TASK OBJECTIVE » Take the listing below and reproduce it in full. Change nothing.

DATA TO PROCESS »
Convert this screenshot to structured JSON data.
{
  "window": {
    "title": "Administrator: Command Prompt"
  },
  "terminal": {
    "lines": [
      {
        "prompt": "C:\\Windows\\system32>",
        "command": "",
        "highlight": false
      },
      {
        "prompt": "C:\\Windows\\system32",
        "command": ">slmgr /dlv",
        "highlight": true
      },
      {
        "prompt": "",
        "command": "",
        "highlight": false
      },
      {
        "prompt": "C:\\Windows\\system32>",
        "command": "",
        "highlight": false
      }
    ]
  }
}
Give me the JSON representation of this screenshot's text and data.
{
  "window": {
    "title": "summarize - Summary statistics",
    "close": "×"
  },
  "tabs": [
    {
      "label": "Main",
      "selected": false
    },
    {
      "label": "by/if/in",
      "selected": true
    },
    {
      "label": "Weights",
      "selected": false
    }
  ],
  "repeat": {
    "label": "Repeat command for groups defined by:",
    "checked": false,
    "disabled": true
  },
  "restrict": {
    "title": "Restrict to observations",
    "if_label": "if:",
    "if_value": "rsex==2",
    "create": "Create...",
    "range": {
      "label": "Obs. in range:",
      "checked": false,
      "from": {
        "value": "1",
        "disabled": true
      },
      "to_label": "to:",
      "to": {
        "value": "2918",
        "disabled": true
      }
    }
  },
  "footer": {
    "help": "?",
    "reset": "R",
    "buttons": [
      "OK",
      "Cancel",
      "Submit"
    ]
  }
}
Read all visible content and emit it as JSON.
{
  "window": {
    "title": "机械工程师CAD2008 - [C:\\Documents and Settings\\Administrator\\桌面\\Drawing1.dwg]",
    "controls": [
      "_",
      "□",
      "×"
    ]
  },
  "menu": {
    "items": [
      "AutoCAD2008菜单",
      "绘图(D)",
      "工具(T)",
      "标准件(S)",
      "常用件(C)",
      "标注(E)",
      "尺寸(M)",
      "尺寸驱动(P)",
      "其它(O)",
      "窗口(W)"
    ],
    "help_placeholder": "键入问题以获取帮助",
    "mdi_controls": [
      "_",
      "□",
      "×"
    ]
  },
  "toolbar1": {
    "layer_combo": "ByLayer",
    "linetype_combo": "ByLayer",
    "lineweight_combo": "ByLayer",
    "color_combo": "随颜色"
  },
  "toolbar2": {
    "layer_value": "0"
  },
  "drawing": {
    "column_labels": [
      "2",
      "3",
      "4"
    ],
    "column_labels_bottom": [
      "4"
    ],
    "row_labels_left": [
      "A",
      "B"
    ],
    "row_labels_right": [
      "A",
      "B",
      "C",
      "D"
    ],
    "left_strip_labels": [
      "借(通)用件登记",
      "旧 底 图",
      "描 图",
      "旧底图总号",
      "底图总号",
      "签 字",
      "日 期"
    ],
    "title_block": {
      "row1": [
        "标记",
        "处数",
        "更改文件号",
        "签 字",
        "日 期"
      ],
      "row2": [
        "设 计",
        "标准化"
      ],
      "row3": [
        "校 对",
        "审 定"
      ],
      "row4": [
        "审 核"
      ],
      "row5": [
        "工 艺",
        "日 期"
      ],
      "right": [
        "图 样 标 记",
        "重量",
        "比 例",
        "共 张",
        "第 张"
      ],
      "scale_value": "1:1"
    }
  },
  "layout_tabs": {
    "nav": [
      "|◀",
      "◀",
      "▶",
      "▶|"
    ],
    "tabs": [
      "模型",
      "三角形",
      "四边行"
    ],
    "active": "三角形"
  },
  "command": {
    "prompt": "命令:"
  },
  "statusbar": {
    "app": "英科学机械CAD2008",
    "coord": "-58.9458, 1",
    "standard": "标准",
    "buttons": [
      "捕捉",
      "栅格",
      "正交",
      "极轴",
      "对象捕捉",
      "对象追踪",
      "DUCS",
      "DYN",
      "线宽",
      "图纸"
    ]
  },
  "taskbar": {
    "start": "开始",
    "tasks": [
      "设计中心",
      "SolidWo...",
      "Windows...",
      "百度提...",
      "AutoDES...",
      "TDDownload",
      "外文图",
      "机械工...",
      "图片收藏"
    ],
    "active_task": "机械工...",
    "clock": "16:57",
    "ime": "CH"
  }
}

RESULT BELOW »
Convert this screenshot to structured JSON data.
{
  "window": {
    "title": "Administrator: Command Prompt"
  },
  "terminal": {
    "lines": [
      {
        "prompt": "C:\\Windows\\system32>",
        "command": "",
        "highlight": false
      },
      {
        "prompt": "C:\\Windows\\system32",
        "command": ">slmgr /dlv",
        "highlight": true
      },
      {
        "prompt": "",
        "command": "",
        "highlight": false
      },
      {
        "prompt": "C:\\Windows\\system32>",
        "command": "",
        "highlight": false
      }
    ]
  }
}
Give me the JSON representation of this screenshot's text and data.
{
  "window": {
    "title": "summarize - Summary statistics",
    "close": "×"
  },
  "tabs": [
    {
      "label": "Main",
      "selected": false
    },
    {
      "label": "by/if/in",
      "selected": true
    },
    {
      "label": "Weights",
      "selected": false
    }
  ],
  "repeat": {
    "label": "Repeat command for groups defined by:",
    "checked": false,
    "disabled": true
  },
  "restrict": {
    "title": "Restrict to observations",
    "if_label": "if:",
    "if_value": "rsex==2",
    "create": "Create...",
    "range": {
      "label": "Obs. in range:",
      "checked": false,
      "from": {
        "value": "1",
        "disabled": true
      },
      "to_label": "to:",
      "to": {
        "value": "2918",
        "disabled": true
      }
    }
  },
  "footer": {
    "help": "?",
    "reset": "R",
    "buttons": [
      "OK",
      "Cancel",
      "Submit"
    ]
  }
}
Read all visible content and emit it as JSON.
{
  "window": {
    "title": "机械工程师CAD2008 - [C:\\Documents and Settings\\Administrator\\桌面\\Drawing1.dwg]",
    "controls": [
      "_",
      "□",
      "×"
    ]
  },
  "menu": {
    "items": [
      "AutoCAD2008菜单",
      "绘图(D)",
      "工具(T)",
      "标准件(S)",
      "常用件(C)",
      "标注(E)",
      "尺寸(M)",
      "尺寸驱动(P)",
      "其它(O)",
      "窗口(W)"
    ],
    "help_placeholder": "键入问题以获取帮助",
    "mdi_controls": [
      "_",
      "□",
      "×"
    ]
  },
  "toolbar1": {
    "layer_combo": "ByLayer",
    "linetype_combo": "ByLayer",
    "lineweight_combo": "ByLayer",
    "color_combo": "随颜色"
  },
  "toolbar2": {
    "layer_value": "0"
  },
  "drawing": {
    "column_labels": [
      "2",
      "3",
      "4"
    ],
    "column_labels_bottom": [
      "4"
    ],
    "row_labels_left": [
      "A",
      "B"
    ],
    "row_labels_right": [
      "A",
      "B",
      "C",
      "D"
    ],
    "left_strip_labels": [
      "借(通)用件登记",
      "旧 底 图",
      "描 图",
      "旧底图总号",
      "底图总号",
      "签 字",
      "日 期"
    ],
    "title_block": {
      "row1": [
        "标记",
        "处数",
        "更改文件号",
        "签 字",
        "日 期"
      ],
      "row2": [
        "设 计",
        "标准化"
      ],
      "row3": [
        "校 对",
        "审 定"
      ],
      "row4": [
        "审 核"
      ],
      "row5": [
        "工 艺",
        "日 期"
      ],
      "right": [
        "图 样 标 记",
        "重量",
        "比 例",
        "共 张",
        "第 张"
      ],
      "scale_value": "1:1"
    }
  },
  "layout_tabs": {
    "nav": [
      "|◀",
      "◀",
      "▶",
      "▶|"
    ],
    "tabs": [
      "模型",
      "三角形",
      "四边行"
    ],
    "active": "三角形"
  },
  "command": {
    "prompt": "命令:"
  },
  "statusbar": {
    "app": "英科学机械CAD2008",
    "coord": "-58.9458, 1",
    "standard": "标准",
    "buttons": [
      "捕捉",
      "栅格",
      "正交",
      "极轴",
      "对象捕捉",
      "对象追踪",
      "DUCS",
      "DYN",
      "线宽",
      "图纸"
    ]
  },
  "taskbar": {
    "start": "开始",
    "tasks": [
      "设计中心",
      "SolidWo...",
      "Windows...",
      "百度提...",
      "AutoDES...",
      "TDDownload",
      "外文图",
      "机械工...",
      "图片收藏"
    ],
    "active_task": "机械工...",
    "clock": "16:57",
    "ime": "CH"
  }
}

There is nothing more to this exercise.